Monday, 11 March 2013
Dear Vince: small business creation can be chaff as well as seedcorn
The United Kingdom's economy is showing some signs of life. There's a strong set of attributes there, under the permafrost. Film, theatre, the arts, universities, aeronautics, computer games, animation, financial services - it's not a bad list of things that the British do well.
And there are some positive indicators. Unemployment has been drifting downwards for many months. Inflation is likely to stay low, as I've explained elsewhere. Most commentators expect the UK to avoid a triple-dip recession... though I wouldn't count on that if I were you.
One number that you definitely shouldn't rely on is small business creation. The rapid rate of new business formation is often trundled out by Ministers desperately grasping for some straw in the economic wind - the Business Secretary, Vince Cable (above), did so on this week's BBC Sunday Politics.
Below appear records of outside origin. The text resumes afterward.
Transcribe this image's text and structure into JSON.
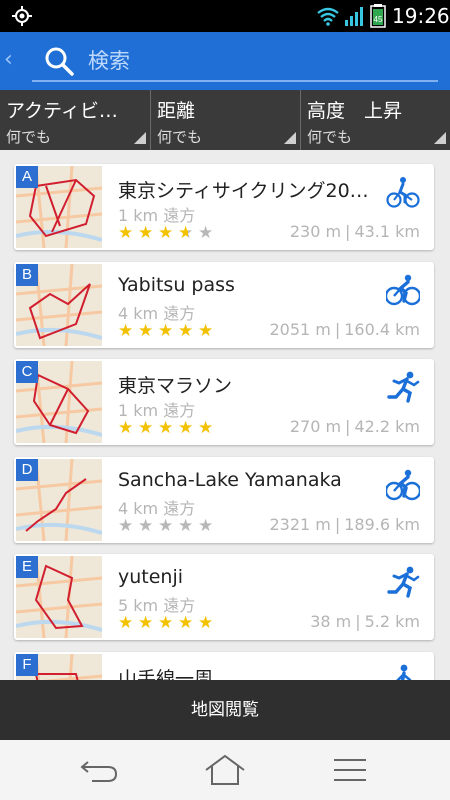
{
  "status": {
    "time": "19:26",
    "battery_level": "45"
  },
  "search": {
    "placeholder": "検索"
  },
  "filters": [
    {
      "label": "アクティビ…",
      "value": "何でも"
    },
    {
      "label": "距離",
      "value": "何でも"
    },
    {
      "label": "高度　上昇",
      "value": "何でも"
    }
  ],
  "routes": [
    {
      "letter": "A",
      "name": "東京シティサイクリング20…",
      "distance": "1 km 遠方",
      "rating": 3.5,
      "elevation": "230 m",
      "length": "43.1 km",
      "activity": "cycling"
    },
    {
      "letter": "B",
      "name": "Yabitsu pass",
      "distance": "4 km 遠方",
      "rating": 5,
      "elevation": "2051 m",
      "length": "160.4 km",
      "activity": "mountain-biking"
    },
    {
      "letter": "C",
      "name": "東京マラソン",
      "distance": "1 km 遠方",
      "rating": 5,
      "elevation": "270 m",
      "length": "42.2 km",
      "activity": "running"
    },
    {
      "letter": "D",
      "name": "Sancha-Lake Yamanaka",
      "distance": "4 km 遠方",
      "rating": 0,
      "elevation": "2321 m",
      "length": "189.6 km",
      "activity": "mountain-biking"
    },
    {
      "letter": "E",
      "name": "yutenji",
      "distance": "5 km 遠方",
      "rating": 5,
      "elevation": "38 m",
      "length": "5.2 km",
      "activity": "running"
    },
    {
      "letter": "F",
      "name": "山手線一周",
      "distance": "",
      "rating": 0,
      "elevation": "",
      "length": "",
      "activity": "walking"
    }
  ],
  "colors": {
    "accent": "#1f6fd6",
    "star_filled": "#f2c200",
    "star_empty": "#b8b8b8",
    "icon_blue": "#1a6fd8"
  },
  "bottom_action": {
    "label": "地図閲覧"
  }
}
But you know what? Any economic historian knows that this is nonsense. Throw lots of people out of work, as misguided financial and macroeconomic policies have been doing since 2007, and you'll get lots of people sitting around with lots of skills. Many of them will inevitably set up on their own, given low demand and not much call for their labour in the more traditional economy. Most of these new businesses will fail, by the way (especially in services) - something I hate to see, actually, but there it is. There's actually a very good article on this by James Foreman-Peck, an academic from Cardiff Business School, who taught me when I was a Masters student: it's called 'Seedcorn or Chaff', and it focuses on just this phenomenon during the Great Depression. Which is an inauspicious parallel, and the dynamics change all the time when you come to think about it, but there you are.
What we're seeing is the chaff cast out by the great growth-mashing machine of deflation. One that leaves people little option but to try to earn a little money in any way they can think of.
And all the while it'll be undermining the most efficient large-scale parts of the economy - preventing their reorganisation, their restructuring and their drive for better conditions among their workforces... which is not an unconnected ambition, actually, but that's a point for another day. Industries that do the real heavy lifting - like construction, which is still in real trouble, and might prevent us escaping the austerity fundamentalists' black hole for some time yet.
Small business creation may or may not be a good sign. But it isn't one of those green shoots we should be paying most attention to. Until we get properly positive growth numbers, all the man-in-a-van startups in the world will be like March snow in April. They'll melt away and leave little behind but the memories.